Provided data
*** Block opens ***
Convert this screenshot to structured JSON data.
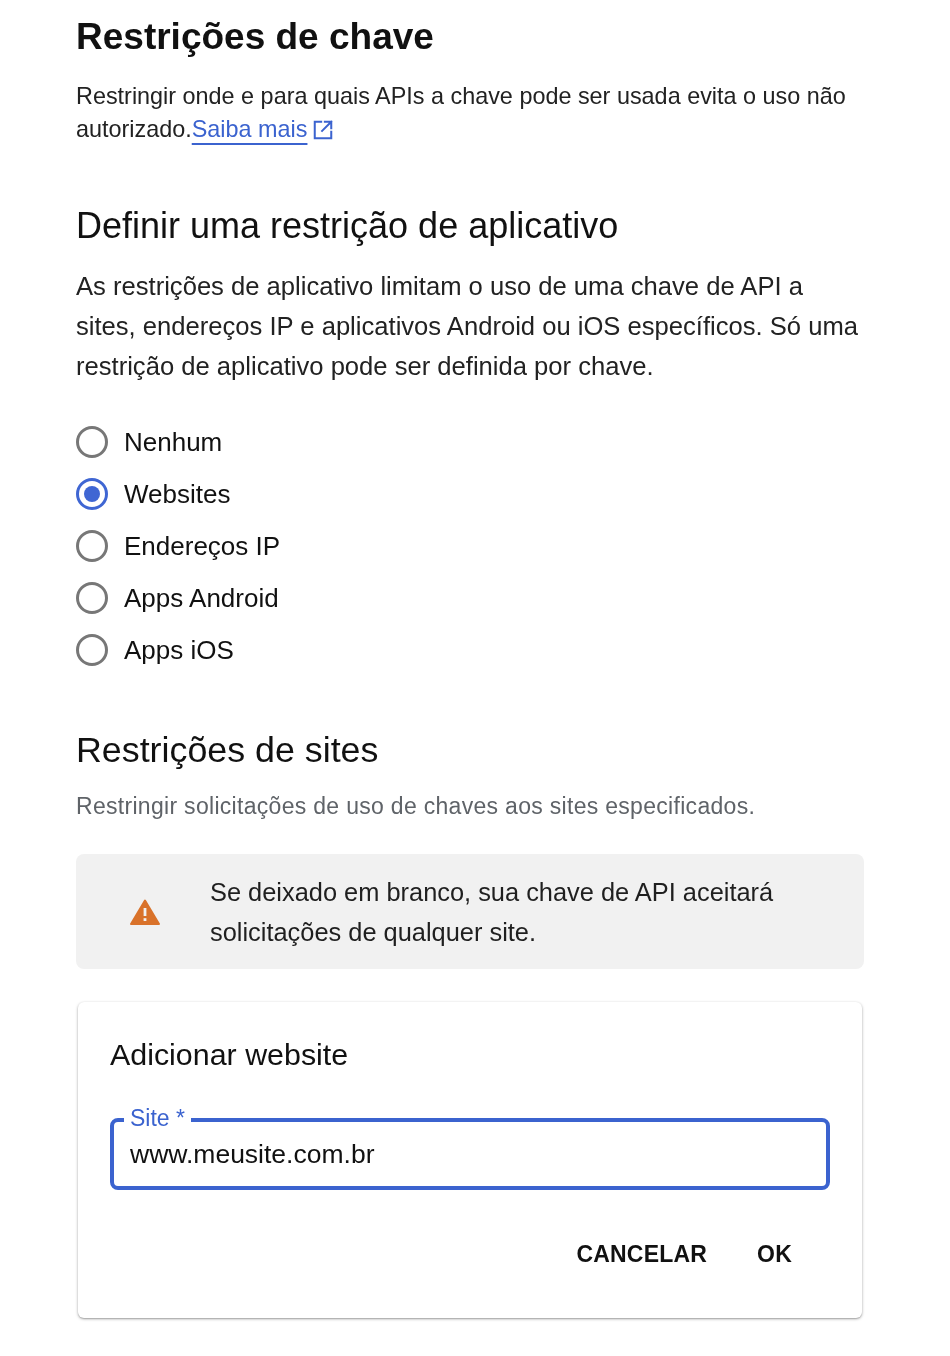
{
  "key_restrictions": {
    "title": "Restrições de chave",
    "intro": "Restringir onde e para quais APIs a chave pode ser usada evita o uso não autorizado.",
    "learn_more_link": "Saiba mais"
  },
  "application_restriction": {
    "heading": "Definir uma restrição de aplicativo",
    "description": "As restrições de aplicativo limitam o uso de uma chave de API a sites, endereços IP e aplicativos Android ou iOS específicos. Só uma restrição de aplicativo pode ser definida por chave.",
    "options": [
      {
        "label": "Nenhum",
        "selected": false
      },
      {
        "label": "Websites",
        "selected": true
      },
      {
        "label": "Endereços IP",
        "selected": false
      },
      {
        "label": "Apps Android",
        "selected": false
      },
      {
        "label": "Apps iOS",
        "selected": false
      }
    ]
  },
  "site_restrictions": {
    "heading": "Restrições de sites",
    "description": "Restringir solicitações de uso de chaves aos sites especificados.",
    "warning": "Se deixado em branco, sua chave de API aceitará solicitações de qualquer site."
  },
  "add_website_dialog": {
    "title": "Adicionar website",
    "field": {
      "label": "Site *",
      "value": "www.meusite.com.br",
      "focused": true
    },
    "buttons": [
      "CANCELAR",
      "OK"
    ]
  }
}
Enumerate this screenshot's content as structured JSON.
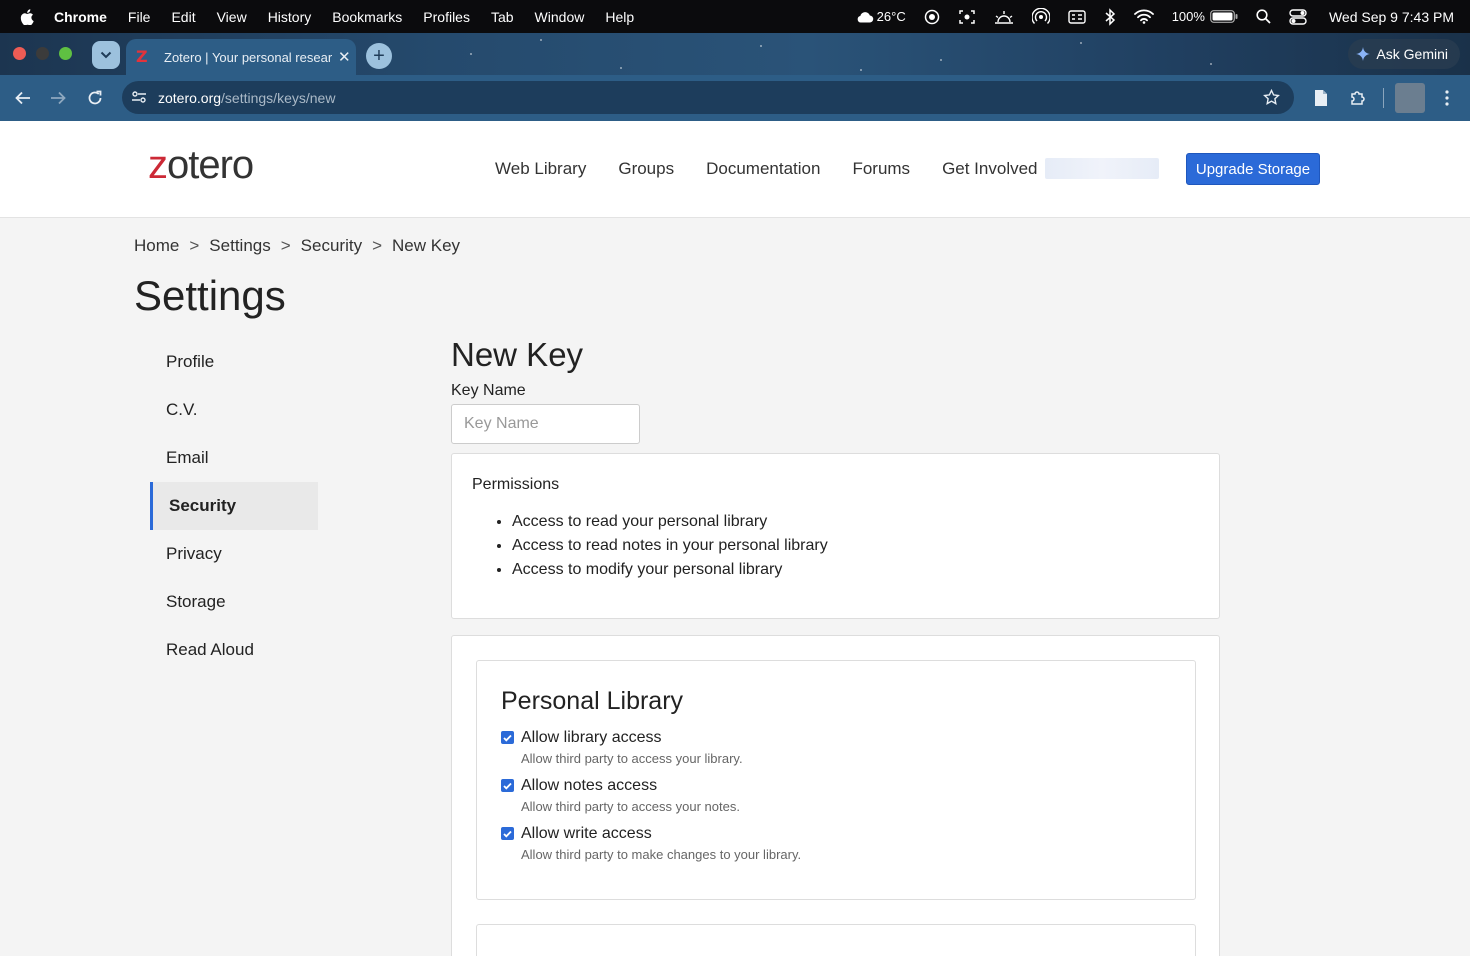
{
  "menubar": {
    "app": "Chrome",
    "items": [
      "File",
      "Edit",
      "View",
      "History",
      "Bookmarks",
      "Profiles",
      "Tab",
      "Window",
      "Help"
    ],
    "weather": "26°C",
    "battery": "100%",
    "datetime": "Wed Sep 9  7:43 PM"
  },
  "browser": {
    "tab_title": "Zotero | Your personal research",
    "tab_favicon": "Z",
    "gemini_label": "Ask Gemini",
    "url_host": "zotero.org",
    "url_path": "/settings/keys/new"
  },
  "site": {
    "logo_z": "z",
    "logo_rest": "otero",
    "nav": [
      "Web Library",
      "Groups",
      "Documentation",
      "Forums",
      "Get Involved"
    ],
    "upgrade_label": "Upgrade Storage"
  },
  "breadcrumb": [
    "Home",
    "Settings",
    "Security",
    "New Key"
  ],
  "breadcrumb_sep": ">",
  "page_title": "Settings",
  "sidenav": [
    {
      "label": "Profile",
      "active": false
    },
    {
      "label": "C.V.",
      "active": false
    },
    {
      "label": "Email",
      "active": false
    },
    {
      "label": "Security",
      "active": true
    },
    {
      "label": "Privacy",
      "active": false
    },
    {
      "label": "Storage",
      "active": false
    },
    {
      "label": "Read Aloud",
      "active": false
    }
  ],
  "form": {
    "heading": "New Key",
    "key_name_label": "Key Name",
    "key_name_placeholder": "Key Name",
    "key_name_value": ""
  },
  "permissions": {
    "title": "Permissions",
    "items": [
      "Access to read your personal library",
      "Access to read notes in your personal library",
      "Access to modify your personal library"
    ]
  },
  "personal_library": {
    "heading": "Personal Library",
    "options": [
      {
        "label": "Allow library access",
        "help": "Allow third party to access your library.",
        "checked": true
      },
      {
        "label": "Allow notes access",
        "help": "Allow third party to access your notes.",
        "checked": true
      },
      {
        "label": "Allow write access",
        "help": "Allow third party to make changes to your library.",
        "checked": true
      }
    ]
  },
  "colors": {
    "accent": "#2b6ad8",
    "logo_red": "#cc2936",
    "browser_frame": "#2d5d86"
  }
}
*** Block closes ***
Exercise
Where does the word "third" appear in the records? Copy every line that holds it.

Written response
        "help": "Allow third party to access your library.",
        "help": "Allow third party to access your notes.",
        "help": "Allow third party to make changes to your library.",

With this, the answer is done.